*** Opening of STUDY MATERIAL ***

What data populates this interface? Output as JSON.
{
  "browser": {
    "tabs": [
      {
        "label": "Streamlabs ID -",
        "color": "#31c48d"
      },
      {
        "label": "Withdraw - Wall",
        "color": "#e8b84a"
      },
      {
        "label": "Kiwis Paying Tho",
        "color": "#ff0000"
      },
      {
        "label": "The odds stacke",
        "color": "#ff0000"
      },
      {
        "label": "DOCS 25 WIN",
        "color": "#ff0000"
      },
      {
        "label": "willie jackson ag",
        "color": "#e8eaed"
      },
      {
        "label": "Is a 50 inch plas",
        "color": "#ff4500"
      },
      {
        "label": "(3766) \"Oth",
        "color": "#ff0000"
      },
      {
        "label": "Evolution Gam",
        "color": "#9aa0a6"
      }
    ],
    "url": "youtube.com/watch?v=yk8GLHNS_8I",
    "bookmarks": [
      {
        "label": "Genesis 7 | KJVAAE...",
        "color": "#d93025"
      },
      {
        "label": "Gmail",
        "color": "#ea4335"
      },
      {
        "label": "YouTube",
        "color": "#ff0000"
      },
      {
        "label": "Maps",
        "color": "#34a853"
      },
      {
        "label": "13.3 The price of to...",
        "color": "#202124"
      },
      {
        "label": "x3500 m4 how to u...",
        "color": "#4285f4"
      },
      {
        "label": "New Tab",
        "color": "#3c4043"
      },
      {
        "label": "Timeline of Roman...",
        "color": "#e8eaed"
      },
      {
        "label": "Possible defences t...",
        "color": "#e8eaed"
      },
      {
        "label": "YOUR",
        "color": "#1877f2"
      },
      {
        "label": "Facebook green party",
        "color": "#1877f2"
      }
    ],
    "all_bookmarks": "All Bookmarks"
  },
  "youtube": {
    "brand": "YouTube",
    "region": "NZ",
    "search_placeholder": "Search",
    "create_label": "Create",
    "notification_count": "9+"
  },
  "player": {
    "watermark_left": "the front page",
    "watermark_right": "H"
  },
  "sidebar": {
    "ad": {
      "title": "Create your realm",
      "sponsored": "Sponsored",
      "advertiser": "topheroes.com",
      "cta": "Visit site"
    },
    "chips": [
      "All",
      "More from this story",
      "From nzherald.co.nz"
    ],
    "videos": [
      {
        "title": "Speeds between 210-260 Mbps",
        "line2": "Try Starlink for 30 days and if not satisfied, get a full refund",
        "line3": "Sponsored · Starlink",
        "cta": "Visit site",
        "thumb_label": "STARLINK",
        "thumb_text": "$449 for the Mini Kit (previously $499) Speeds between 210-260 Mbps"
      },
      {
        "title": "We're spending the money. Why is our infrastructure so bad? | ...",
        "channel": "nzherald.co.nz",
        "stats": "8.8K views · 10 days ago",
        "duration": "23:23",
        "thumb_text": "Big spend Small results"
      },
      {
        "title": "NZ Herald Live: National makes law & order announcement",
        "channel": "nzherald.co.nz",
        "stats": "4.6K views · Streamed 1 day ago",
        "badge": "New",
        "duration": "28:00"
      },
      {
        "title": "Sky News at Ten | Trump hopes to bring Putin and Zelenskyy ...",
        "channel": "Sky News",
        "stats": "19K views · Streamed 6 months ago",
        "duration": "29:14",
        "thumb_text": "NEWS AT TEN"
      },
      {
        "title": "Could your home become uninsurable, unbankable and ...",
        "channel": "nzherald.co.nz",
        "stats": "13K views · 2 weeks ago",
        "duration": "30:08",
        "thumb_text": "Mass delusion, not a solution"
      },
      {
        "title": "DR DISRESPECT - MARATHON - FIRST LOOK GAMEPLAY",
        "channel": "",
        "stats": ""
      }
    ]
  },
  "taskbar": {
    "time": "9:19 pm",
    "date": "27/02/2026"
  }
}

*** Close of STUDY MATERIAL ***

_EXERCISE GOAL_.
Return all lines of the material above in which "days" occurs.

_SOLUTION_.
        "line2": "Try Starlink for 30 days and if not satisfied, get a full refund",
        "stats": "8.8K views · 10 days ago",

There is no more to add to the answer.